**Entries from a dataset of interfaces**
──────

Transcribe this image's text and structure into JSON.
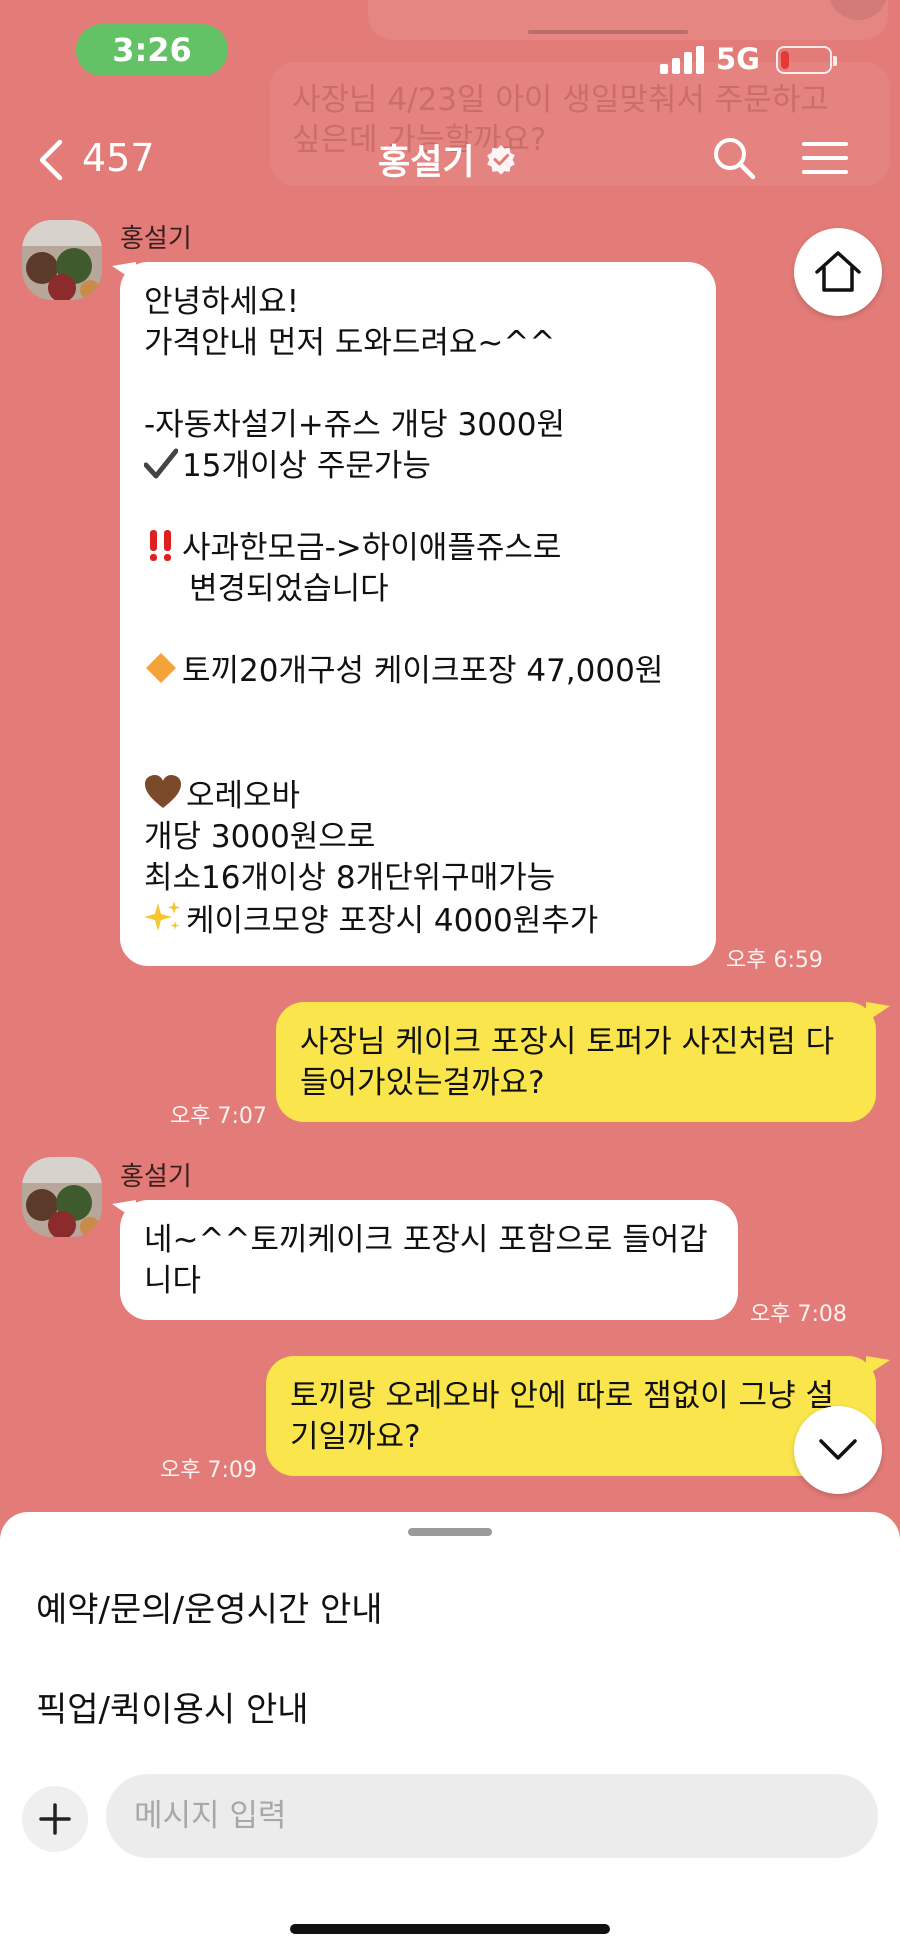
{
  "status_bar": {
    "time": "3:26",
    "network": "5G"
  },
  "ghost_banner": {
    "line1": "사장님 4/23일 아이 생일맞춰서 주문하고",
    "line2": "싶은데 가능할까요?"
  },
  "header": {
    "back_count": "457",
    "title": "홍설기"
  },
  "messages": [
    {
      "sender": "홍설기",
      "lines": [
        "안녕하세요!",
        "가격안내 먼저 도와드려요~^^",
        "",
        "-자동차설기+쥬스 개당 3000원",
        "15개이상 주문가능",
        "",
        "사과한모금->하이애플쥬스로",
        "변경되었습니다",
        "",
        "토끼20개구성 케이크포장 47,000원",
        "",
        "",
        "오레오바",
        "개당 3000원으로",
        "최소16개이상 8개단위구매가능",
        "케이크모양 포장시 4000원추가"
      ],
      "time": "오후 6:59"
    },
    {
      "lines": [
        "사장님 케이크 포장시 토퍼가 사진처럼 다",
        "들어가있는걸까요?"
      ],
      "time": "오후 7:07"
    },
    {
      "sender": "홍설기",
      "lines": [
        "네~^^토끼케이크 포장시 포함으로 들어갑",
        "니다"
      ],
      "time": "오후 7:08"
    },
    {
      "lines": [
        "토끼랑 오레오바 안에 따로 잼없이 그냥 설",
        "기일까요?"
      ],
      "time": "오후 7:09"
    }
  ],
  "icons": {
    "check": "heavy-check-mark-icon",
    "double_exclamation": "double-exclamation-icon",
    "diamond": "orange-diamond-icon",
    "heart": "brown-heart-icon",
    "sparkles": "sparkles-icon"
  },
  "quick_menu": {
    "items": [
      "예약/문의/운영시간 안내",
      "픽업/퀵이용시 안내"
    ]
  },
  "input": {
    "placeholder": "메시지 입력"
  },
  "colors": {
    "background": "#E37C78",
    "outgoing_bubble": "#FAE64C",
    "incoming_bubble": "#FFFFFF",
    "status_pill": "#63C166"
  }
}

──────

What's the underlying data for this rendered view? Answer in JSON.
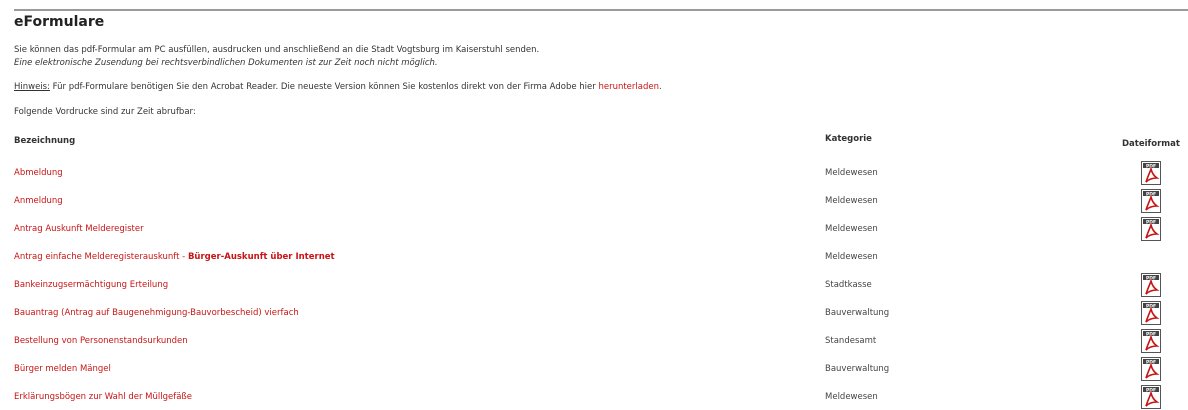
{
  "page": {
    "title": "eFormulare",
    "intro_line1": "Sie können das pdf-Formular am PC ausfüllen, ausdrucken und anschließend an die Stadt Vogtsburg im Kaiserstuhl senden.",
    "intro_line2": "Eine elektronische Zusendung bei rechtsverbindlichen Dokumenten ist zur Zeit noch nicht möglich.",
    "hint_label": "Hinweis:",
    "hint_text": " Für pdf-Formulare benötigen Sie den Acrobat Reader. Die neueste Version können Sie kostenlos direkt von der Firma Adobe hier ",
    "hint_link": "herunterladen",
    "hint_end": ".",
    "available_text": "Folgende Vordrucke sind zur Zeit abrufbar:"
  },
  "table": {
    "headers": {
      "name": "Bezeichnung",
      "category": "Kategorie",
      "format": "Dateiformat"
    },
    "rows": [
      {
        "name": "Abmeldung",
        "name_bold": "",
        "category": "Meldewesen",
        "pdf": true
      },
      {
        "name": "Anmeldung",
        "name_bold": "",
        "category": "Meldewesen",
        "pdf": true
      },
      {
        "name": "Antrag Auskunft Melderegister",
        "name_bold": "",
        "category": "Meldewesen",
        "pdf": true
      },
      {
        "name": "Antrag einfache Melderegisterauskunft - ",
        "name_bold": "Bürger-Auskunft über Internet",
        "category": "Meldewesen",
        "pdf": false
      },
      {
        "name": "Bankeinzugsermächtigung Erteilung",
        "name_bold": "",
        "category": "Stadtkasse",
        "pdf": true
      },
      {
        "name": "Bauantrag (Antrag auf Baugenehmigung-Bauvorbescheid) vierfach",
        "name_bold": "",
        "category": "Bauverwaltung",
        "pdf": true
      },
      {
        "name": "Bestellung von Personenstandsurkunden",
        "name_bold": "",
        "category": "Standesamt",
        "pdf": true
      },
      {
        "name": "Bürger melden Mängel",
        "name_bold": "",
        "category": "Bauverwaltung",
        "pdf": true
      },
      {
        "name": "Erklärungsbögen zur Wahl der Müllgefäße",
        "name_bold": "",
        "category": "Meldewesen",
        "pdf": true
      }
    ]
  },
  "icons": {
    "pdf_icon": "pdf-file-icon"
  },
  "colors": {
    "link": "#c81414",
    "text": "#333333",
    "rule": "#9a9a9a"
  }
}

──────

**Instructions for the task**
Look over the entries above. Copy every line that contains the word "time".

**Task solution**
    "time": "3:26",
      "time": "오후 6:59"
      "time": "오후 7:07"
      "time": "오후 7:08"
      "time": "오후 7:09"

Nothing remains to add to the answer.